His family had their doubts about an artistic ability, but, in 1860, when he was just sixteen, José Villegas Cordero sold one of his works at the "Exposición Sevillana" for 2,000 Reales. The family had no doubts now and he was apprenticed to the painter José María Romero López, remaining with him for two years before deciding to go to the Escuela de Bellas Artes de Sevilla, where he studied with Eduardo Cano.
In 1867, he made a trip to Madrid, where found employment in the art studio of Federico de Madrazo y Kuntz. While there, to perfect his technique, he went to the Museo del Prado, reproducing oil paintings of Velázquez. Finally, inspired by the Orientalist painter Marià Fortuny artworks, José Villegas Cordero decided to go to Morocco to see things first hand.

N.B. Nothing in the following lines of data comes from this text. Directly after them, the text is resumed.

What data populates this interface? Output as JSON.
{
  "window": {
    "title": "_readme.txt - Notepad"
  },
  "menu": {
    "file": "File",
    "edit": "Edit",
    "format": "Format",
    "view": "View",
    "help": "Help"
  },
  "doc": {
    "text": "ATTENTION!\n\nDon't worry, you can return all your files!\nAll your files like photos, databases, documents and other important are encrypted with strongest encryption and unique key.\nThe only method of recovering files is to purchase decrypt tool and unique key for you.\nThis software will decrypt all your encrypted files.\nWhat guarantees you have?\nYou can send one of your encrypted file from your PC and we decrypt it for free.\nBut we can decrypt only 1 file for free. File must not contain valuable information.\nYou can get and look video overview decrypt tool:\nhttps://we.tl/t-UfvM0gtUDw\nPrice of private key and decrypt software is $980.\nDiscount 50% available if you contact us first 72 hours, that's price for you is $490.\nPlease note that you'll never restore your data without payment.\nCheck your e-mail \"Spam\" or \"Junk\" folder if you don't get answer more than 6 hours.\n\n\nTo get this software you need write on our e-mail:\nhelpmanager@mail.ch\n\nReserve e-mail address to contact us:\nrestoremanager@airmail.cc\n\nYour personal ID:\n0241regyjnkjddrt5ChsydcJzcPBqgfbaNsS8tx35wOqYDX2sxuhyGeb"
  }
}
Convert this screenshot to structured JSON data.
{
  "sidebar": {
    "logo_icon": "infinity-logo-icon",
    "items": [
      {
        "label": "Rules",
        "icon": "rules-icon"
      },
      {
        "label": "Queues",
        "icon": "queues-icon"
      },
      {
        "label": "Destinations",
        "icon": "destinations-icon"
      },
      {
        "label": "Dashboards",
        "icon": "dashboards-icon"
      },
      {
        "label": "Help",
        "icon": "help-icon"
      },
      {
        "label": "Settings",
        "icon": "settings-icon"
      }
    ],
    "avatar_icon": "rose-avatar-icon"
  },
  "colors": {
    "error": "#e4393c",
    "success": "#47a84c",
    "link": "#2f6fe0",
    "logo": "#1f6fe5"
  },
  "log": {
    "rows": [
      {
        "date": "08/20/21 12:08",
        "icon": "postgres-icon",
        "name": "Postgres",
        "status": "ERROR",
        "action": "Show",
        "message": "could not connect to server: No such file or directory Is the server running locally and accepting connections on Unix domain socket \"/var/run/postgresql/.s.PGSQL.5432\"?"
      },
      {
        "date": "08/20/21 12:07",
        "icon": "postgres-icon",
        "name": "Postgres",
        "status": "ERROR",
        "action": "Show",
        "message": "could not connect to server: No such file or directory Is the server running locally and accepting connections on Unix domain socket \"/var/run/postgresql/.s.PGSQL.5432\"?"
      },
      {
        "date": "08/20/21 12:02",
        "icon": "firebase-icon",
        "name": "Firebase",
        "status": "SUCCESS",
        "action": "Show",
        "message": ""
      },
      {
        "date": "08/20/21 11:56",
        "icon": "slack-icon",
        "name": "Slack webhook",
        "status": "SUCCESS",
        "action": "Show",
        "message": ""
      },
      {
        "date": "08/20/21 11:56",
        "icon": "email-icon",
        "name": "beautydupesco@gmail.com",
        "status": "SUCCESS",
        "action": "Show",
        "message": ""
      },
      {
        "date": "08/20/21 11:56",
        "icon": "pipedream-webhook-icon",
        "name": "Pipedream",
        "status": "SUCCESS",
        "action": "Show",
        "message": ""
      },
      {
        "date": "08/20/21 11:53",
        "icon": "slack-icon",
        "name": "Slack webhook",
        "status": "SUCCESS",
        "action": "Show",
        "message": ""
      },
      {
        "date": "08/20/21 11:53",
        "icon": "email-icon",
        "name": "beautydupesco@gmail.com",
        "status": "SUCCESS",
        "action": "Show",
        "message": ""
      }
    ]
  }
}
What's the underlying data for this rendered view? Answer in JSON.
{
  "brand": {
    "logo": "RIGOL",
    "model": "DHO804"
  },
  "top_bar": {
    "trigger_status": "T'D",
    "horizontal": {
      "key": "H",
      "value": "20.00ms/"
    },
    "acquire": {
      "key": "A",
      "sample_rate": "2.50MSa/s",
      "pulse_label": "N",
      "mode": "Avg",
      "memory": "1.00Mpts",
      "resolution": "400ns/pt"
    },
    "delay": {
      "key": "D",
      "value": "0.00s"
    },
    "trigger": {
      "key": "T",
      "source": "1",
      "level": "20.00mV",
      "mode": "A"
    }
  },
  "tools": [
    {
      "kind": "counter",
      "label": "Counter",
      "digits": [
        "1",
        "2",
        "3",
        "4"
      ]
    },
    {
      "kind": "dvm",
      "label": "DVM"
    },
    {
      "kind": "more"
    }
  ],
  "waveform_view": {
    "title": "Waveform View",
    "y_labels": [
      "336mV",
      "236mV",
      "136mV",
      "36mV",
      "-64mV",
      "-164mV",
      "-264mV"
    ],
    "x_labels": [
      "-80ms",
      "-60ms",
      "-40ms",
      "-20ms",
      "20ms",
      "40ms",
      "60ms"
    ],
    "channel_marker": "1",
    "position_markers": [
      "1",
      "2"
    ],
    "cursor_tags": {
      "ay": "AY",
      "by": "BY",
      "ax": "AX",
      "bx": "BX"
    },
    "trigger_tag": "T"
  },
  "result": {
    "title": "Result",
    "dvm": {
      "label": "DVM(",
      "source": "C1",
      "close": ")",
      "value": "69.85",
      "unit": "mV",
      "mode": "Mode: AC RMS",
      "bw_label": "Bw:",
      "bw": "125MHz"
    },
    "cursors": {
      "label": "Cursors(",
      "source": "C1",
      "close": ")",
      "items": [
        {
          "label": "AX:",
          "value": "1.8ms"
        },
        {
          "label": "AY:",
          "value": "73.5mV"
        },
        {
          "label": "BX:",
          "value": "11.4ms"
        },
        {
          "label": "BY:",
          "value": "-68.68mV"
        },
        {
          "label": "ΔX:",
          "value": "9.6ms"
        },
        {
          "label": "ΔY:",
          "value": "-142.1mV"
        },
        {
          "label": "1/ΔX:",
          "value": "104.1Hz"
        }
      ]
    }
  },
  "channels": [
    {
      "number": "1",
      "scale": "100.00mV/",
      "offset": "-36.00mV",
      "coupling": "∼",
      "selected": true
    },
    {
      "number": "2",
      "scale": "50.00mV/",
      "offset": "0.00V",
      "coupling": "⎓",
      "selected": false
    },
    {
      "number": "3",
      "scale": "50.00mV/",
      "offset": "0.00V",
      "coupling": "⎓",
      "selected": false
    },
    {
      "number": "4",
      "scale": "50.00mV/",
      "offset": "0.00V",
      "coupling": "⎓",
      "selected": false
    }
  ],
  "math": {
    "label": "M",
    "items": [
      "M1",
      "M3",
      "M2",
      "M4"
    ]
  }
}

Near the end of 1868, with monetary help from his family, José Villegas Cordero went to Rome and spent time in the workshop of Eduardo Rosales. It was there that he created his first Costumbrista works, which proved to be very popular. He likewise started painting Orientalist scenes based on the many sketches he did in Morocco and went back there to make more sketches. The vogue for these types of oil paintings was soon at its high point, and his works were promoted by the Bosch y Hernández galleries.
After 1877, he lived in Venice and created works intended to be of interest to rich American tourists. By 1887, he was able to construct a house, which he designed himself. It soon turned into the gathering place for high society. He also began accepting a small number of students.
In 1878, the Spanish Senate commissioned him to paint a large-scale historical work on the subject Hernán Cortés' meeting with Moctezuma. The commission was canceled four years later, however it motivated him to do a series of historical paintings.
In 1896, the death of his brother Ricardo who was also an artist plunged Cordero into depression he began painting works of an ecclesiastical nature. But, two years later, he was appointed Director of the Academia Española de Bellas Artes in Rome. In 1901, in recognition of his work in Rome, he returned to Madrid after being named Director of the Museo del Prado.
Art Movement: Orientalism, Costumbrista.
Artists Influencing José Villegas Cordero: José María Romero López, Eduardo Cano, Marià Fortuny.
He Traveled To Morocco, Italy.
Artist's Biography compiled by Albert L. Mansour at The World's Artist, with text adapted from Wikipedia.